● ABOUT THIS TASK:
The response must contain the complete data, printed exactly.

● RECORDED INFORMATION:
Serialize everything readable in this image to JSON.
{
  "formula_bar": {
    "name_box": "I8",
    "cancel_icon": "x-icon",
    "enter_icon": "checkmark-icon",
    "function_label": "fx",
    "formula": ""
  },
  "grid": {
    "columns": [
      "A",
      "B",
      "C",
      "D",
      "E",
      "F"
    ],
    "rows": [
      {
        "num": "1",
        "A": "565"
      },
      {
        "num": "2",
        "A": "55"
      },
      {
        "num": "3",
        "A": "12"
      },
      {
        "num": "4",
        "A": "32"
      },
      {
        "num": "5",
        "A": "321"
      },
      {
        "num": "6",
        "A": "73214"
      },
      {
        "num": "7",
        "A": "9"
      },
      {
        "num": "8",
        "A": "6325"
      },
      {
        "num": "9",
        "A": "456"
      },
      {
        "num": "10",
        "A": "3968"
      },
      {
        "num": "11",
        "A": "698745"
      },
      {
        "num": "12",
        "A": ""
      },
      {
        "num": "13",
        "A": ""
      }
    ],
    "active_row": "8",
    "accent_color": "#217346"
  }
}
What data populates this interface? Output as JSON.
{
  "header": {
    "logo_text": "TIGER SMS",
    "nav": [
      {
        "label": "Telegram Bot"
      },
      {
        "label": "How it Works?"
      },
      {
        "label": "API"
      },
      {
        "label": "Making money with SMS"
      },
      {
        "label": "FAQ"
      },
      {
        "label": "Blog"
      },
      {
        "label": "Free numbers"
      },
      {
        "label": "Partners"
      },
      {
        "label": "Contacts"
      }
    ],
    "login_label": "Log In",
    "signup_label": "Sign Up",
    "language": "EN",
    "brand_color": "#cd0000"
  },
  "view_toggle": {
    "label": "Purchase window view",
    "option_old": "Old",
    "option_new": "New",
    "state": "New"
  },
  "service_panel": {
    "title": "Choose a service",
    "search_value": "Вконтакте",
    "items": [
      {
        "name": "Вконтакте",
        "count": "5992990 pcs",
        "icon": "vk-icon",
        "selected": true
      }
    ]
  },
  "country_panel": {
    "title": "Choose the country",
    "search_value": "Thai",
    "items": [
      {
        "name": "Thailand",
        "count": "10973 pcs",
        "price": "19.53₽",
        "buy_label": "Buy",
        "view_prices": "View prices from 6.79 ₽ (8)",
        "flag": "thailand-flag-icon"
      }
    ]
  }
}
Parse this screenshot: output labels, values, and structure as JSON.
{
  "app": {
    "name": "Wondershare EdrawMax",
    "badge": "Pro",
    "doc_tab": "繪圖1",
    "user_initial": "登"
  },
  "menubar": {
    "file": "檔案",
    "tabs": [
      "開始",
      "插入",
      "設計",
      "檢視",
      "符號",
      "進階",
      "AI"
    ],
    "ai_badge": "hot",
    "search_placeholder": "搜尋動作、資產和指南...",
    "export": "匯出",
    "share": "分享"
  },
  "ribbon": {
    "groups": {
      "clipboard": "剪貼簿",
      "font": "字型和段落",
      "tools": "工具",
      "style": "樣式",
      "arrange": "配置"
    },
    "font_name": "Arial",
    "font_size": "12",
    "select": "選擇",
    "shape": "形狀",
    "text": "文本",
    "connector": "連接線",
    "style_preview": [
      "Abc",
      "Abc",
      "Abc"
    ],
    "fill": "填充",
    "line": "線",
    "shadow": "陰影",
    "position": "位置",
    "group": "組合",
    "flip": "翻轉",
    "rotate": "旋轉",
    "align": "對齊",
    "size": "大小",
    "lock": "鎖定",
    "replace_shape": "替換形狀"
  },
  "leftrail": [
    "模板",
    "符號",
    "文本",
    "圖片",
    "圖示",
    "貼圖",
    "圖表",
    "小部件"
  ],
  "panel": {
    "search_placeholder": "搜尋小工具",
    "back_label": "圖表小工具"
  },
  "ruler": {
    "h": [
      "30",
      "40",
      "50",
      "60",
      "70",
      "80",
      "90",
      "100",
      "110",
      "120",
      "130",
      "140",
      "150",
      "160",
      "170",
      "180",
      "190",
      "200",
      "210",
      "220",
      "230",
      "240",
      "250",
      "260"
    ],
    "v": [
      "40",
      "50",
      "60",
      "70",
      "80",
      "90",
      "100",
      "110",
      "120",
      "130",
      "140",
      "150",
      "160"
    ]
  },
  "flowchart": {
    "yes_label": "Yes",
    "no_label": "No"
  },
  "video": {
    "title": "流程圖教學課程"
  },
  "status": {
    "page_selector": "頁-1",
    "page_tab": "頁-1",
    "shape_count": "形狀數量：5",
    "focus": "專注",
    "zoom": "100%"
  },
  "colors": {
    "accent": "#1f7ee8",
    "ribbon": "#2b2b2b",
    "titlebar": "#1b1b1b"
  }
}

● REPLY TO THE TASK:
Serialize everything readable in this image to JSON.
{
  "formula_bar": {
    "name_box": "I8",
    "cancel_icon": "x-icon",
    "enter_icon": "checkmark-icon",
    "function_label": "fx",
    "formula": ""
  },
  "grid": {
    "columns": [
      "A",
      "B",
      "C",
      "D",
      "E",
      "F"
    ],
    "rows": [
      {
        "num": "1",
        "A": "565"
      },
      {
        "num": "2",
        "A": "55"
      },
      {
        "num": "3",
        "A": "12"
      },
      {
        "num": "4",
        "A": "32"
      },
      {
        "num": "5",
        "A": "321"
      },
      {
        "num": "6",
        "A": "73214"
      },
      {
        "num": "7",
        "A": "9"
      },
      {
        "num": "8",
        "A": "6325"
      },
      {
        "num": "9",
        "A": "456"
      },
      {
        "num": "10",
        "A": "3968"
      },
      {
        "num": "11",
        "A": "698745"
      },
      {
        "num": "12",
        "A": ""
      },
      {
        "num": "13",
        "A": ""
      }
    ],
    "active_row": "8",
    "accent_color": "#217346"
  }
}
What data populates this interface? Output as JSON.
{
  "header": {
    "logo_text": "TIGER SMS",
    "nav": [
      {
        "label": "Telegram Bot"
      },
      {
        "label": "How it Works?"
      },
      {
        "label": "API"
      },
      {
        "label": "Making money with SMS"
      },
      {
        "label": "FAQ"
      },
      {
        "label": "Blog"
      },
      {
        "label": "Free numbers"
      },
      {
        "label": "Partners"
      },
      {
        "label": "Contacts"
      }
    ],
    "login_label": "Log In",
    "signup_label": "Sign Up",
    "language": "EN",
    "brand_color": "#cd0000"
  },
  "view_toggle": {
    "label": "Purchase window view",
    "option_old": "Old",
    "option_new": "New",
    "state": "New"
  },
  "service_panel": {
    "title": "Choose a service",
    "search_value": "Вконтакте",
    "items": [
      {
        "name": "Вконтакте",
        "count": "5992990 pcs",
        "icon": "vk-icon",
        "selected": true
      }
    ]
  },
  "country_panel": {
    "title": "Choose the country",
    "search_value": "Thai",
    "items": [
      {
        "name": "Thailand",
        "count": "10973 pcs",
        "price": "19.53₽",
        "buy_label": "Buy",
        "view_prices": "View prices from 6.79 ₽ (8)",
        "flag": "thailand-flag-icon"
      }
    ]
  }
}
Parse this screenshot: output labels, values, and structure as JSON.
{
  "app": {
    "name": "Wondershare EdrawMax",
    "badge": "Pro",
    "doc_tab": "繪圖1",
    "user_initial": "登"
  },
  "menubar": {
    "file": "檔案",
    "tabs": [
      "開始",
      "插入",
      "設計",
      "檢視",
      "符號",
      "進階",
      "AI"
    ],
    "ai_badge": "hot",
    "search_placeholder": "搜尋動作、資產和指南...",
    "export": "匯出",
    "share": "分享"
  },
  "ribbon": {
    "groups": {
      "clipboard": "剪貼簿",
      "font": "字型和段落",
      "tools": "工具",
      "style": "樣式",
      "arrange": "配置"
    },
    "font_name": "Arial",
    "font_size": "12",
    "select": "選擇",
    "shape": "形狀",
    "text": "文本",
    "connector": "連接線",
    "style_preview": [
      "Abc",
      "Abc",
      "Abc"
    ],
    "fill": "填充",
    "line": "線",
    "shadow": "陰影",
    "position": "位置",
    "group": "組合",
    "flip": "翻轉",
    "rotate": "旋轉",
    "align": "對齊",
    "size": "大小",
    "lock": "鎖定",
    "replace_shape": "替換形狀"
  },
  "leftrail": [
    "模板",
    "符號",
    "文本",
    "圖片",
    "圖示",
    "貼圖",
    "圖表",
    "小部件"
  ],
  "panel": {
    "search_placeholder": "搜尋小工具",
    "back_label": "圖表小工具"
  },
  "ruler": {
    "h": [
      "30",
      "40",
      "50",
      "60",
      "70",
      "80",
      "90",
      "100",
      "110",
      "120",
      "130",
      "140",
      "150",
      "160",
      "170",
      "180",
      "190",
      "200",
      "210",
      "220",
      "230",
      "240",
      "250",
      "260"
    ],
    "v": [
      "40",
      "50",
      "60",
      "70",
      "80",
      "90",
      "100",
      "110",
      "120",
      "130",
      "140",
      "150",
      "160"
    ]
  },
  "flowchart": {
    "yes_label": "Yes",
    "no_label": "No"
  },
  "video": {
    "title": "流程圖教學課程"
  },
  "status": {
    "page_selector": "頁-1",
    "page_tab": "頁-1",
    "shape_count": "形狀數量：5",
    "focus": "專注",
    "zoom": "100%"
  },
  "colors": {
    "accent": "#1f7ee8",
    "ribbon": "#2b2b2b",
    "titlebar": "#1b1b1b"
  }
}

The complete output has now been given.